You there, yes, you – come over here for a moment, would you? Oh god no, not you – you’re a bit pale and needy. No – YOU. Yes, thank you. Now, let me see… You look nice. You smell ok. You sound like a human being. Ah excellent, is that some lose change in your pocket? Ok, good. And how’re your privates? Everything in working order? Just in case motherhood ever starts to amuse me. Brilliant – I have decided I think I’d rather like to fall in love with you. How does ‘life’ sound? Or perhaps let’s start with 10 years and go from there, what do you say?

Yeah. I could. Couldn’t I?

I know – I’m hilarious. Of course, it’s not that simple. But perhaps some people just know what is good for them.
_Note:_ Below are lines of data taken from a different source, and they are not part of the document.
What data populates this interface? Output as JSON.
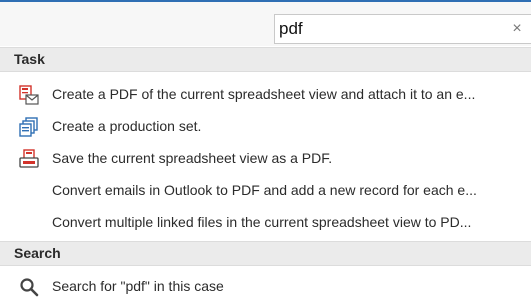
{
  "search": {
    "value": "pdf",
    "clear_glyph": "×"
  },
  "task_section": {
    "title": "Task",
    "items": [
      {
        "label": "Create a PDF of the current spreadsheet view and attach it to an e...",
        "icon": "pdf-email-icon"
      },
      {
        "label": "Create a production set.",
        "icon": "production-set-icon"
      },
      {
        "label": "Save the current spreadsheet view as a PDF.",
        "icon": "pdf-save-icon"
      },
      {
        "label": "Convert emails in Outlook to PDF and add a new record for each e...",
        "icon": ""
      },
      {
        "label": "Convert multiple linked files in the current spreadsheet view to PD...",
        "icon": ""
      }
    ]
  },
  "search_section": {
    "title": "Search",
    "items": [
      {
        "label": "Search for \"pdf\" in this case",
        "icon": "magnifier-icon"
      }
    ]
  },
  "colors": {
    "accent": "#2f6fb4",
    "pdf_red": "#d2332b",
    "header_bg": "#ebebeb"
  }
}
And then they actually take action and go for it.

I hope they know how inspiring that is to watch.

Sarah’s wise words of advice…

 Step One: I can

Step Two: I will

Step Three: It’s not just the old adage of ‘write what you know’, it’s about gathering up all the experiences and knowledge that you’ve collected up to now in order to help you dive into what you don’t know.

Righto then, here goes…

Ten Things I Know To Be True

1. I just ate half a tub of Ben & Jerry’s ice cream. I bought it two nights ago when I was drunk. The probability of buying ice-cream had I not drunk the three double-shot gins and half bottle of wine is significantly lower.

2. My chocolate-peanut-caramel-swirl-ice-cream chaser was a packet of fruit Mentos.

3. I felt guilty about eating both of these things about ten minutes before I even peeled myself off the couch to get them from their respective safe keeping spots. I know I can’t have these things in the house otherwise I will eat them.

4. Both times it was definitely a choice, and yet there is a small part of me that feels I was being held hostage by the processed sugar gods.

5. I need to let go of my negative relationship with food because I’ve just wasted the first five of my ‘ten things I know to be true’ list focusing just on that. Either I’m really unintelligent with nothing in particular to say – in which case I should shut down this blog right this second – or I’m wasting my time on distractions and negative thoughts and not getting on with things. Important things. Like life. I only came to this realisation, however, after watching both the videos I have shared here.

(Right. Watch this, here I go…)

6. Music speaks to me in a way that I imagine religion speaks to its devotees. (ah, well done, that’s deep…)

7. Writing makes me feel like I am home. (Now I’m surprising even myself – that’s actually true. I should write a whole lot more than I do. Shoulda, coulda, woulda, shut it…you lost it – this just got boring…)

8. I wish I had half the courage to believe Sarah’s first step, in order to do step two, so that I can achieve step three.

9. Number 8 is actually bullshit. I’ve done it before. I could/should do it again. I am clearly choosing not to.

10. I miss love frequently…and yet perhaps I should be open to the fact that it may not be good for me. And perhaps that’s a good thing to know and take action on.

And then there’s this…